I might complain that the intro’s 47 second running time renders it pointless, if it wasn’t so instantly moving that is. 47 seconds is all it needs to touch your heart and grab your attention, setting you up for the record to really get started with ’Executive Cut’, which also features Conor Adams. It certainly starts the album off with a bang, capturing every element of Enemies abilities and presenting them in one 3-minute expectation-raising first song. Further along the track list, the bounciness of ‘Beecher’ excellently demonstrates the element of this record that I enjoy the most, which is that Enemies are focusing on producing a much more happy, positive and joyful brand of post-rock that I, personally, am not used to hearing. The midwest-emo-esque guitar lead line that opens ‘Indian Summer’ is another perfect example of this, after which the track majestically evolves as it spans across its just-under-5-minute run time and towards the end we’re introduced to a reverb-laden lead guitar part in the vein of Peace / Swim Deep. I honestly didn’t think I’d be making comparisons to either of those bands when I started this review and in fact, that helps me lead into another point, which is that you really never know what is going to come next. From song to song, Enemies change it up seamlessly and pack in what seems like influences from across all types of music and it’s very difficult to make that sound as good as they do.

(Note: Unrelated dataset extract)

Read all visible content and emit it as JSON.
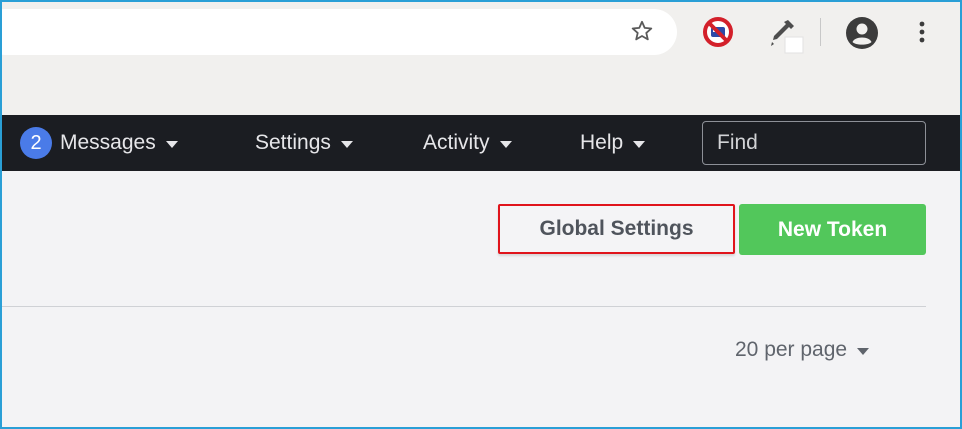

As the album progresses through tracks like ‘Nighthawks’, ‘Moesha’ and ‘Northwest’, the dream-pop elements are ever-prominent, though it’s important to note that the math-rock /post-rock that the album is built on still shines through making sure each track doesn’t drift too far from each other. Each song is sprinkled with the twinkly guitar lead lines we were originally introduced to right at the beginning and although each part is done in a similar style to each other, the record doesn’t grow boring or tiresome as you might expect. There’s just something about each part of each song that sounds as fresh and original as the last, which is something that a lot of bands fail to do. Enemies have, however, perfected that art.

In conclusion, you need to listen to this record. Enemies’ ability to create catchy songs that will stick in your head without the use of vocal hooks should definitely be applauded, as well as being able to create more of an atmosphere in a 47 second intro than most bands are able to within a 4-minute song. Even if it doesn’t sound like your cup of tea on paper I can’t urge you enough to branch out and listen to this album as I would very comfortably label it as essential listening for records released this year.


’Embark, Embrace by Enemies is out now on Topshelf Records.

Enemies links: Facebook|Twitter|Tumblr

Words by Joe Hart (@notthejoehart)


This website collects cookies to deliver better user experience. Learn more.